Latest in a series of posts about Lehigh University and the Southside
Pilot study: temporary closing of Packer Avenue
Public meeting from 6 to 8 p.m. Jan. 23 at the
Broughal Middle School Auditorium
Impeachment closed early Wednesday night, and Gadfly found himself reading through the interesting “Sustainability Impact Assessment” the Lehigh class did on closing Packer Ave. between Vine and Webster and creating “The Packer Avenue Promenade.”
The study focused on six areas: sense of place, local business and the arts, the natural environment, traffic and transportation, pedestrian mobility, and safety and emergency access.
Lehigh “tasked” this graduate class to do the study, and Gadfly wonders if enough consideration was given to impact on the residential neighborhoods around Lehigh.
But then, he thought, are there really any residential neighborhoods left to be affected?
Has Lehigh sprawl finally succeeded in snuffing out the residential neighborhoods?
Anybody want to comment on that?
Here is a random collection of soundbites from the report that kinda jumped out at Gadfly.
- The goals of the proposed Packer Avenue Promenade project are to knit together the northern and southern halves of Lehigh University’s Asa Packer Campus and improve the safety and mobility of pedestrians.
- One of the main concerns with the proposed closing of Packer Avenue to vehicular traffic is the impact it will have on the local community and its relationship to Lehigh University.
- Packer Avenue is currently a relatively heavily traversed road with metered parking on both sides of the street. It is used primarily by people affiliated with the university, with university Transportation Services estimating that over 70% of the cars parked on Packer Avenue are Lehigh University affiliated.
- The Packer Avenue Promenade project follows a pattern of eliminating vehicle traffic from roads on the interior of campus. University Drive, Memorial Drive, and Library Drive, all now pedestrian walkways, have been closed to cars over the years.
- With ongoing potential to improve “town-gown” relations, we recommend that Lehigh University utilize this space to hold programming that is not only for the Lehigh University community, but also invites and includes all communities in Bethlehem.
- By making it more difficult or unpleasant to access Zoellner, we risk reducing utilization and attendance. This would have a significant financial impact on Zoellner itself, and would also impact any businesses that depend upon patronage associated with Zoellner events.
- With the traffic shunted from Packer Avenue to East 4th Street, an increase in congestion can be expected on East 4th Street and is indeed welcomed by local businesses. Conventional wisdom would dictate that congestion impedes growth, but this is not necessarily the case. In fact, economic growth is correlated with congestion until a threshold of 15-minute delay per trip is achieved.
- To improve upon the 2005 committee, and in order to work towards greater cohesion and communication between the Lehigh University and Bethlehem communities, committee members should also represent Bethlehem community members and institutions. This might ensure that affiliates of neighboring institutions, such as Broughal Middle School and St. Peter’s Evangelical Lutheran Church, are not only aware of developments in the Packer Avenue Promenade project, but that they can also voice their concerns, ideas, and opinions regarding mobility and access.

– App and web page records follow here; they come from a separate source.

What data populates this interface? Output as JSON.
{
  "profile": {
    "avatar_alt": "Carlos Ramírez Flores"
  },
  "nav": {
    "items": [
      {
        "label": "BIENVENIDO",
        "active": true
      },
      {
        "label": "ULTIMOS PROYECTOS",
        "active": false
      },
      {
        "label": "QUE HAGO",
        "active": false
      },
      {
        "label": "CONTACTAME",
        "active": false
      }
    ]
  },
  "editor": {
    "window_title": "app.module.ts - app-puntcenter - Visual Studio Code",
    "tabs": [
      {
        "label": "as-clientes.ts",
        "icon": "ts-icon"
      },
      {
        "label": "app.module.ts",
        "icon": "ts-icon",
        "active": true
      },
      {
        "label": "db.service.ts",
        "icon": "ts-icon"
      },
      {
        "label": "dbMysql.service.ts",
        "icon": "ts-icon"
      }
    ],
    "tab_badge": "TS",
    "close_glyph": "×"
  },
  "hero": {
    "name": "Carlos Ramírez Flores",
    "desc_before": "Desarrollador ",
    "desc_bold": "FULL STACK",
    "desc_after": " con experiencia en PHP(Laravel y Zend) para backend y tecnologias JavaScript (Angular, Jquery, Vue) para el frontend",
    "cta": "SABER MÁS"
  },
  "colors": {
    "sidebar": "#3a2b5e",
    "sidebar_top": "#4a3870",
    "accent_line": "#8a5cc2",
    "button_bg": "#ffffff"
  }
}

- The proposed project is expected to improve pedestrian safety from assault and crime because Lehigh University would be able to replace and alter the lighting and design of the area, once Packer Avenue is transferred from the city to Lehigh University.
- The proposed project does not degrade emergency access for ambulances, fire trucks, and service vehicles on Packer Avenue with respect to accommodating service and emergency vehicles on the promenade and emergency vehicle response times.
Next Gadfly will post discussion of the promenade by Lehigh student contributors to the report at our Environmental Advisory Council back in May.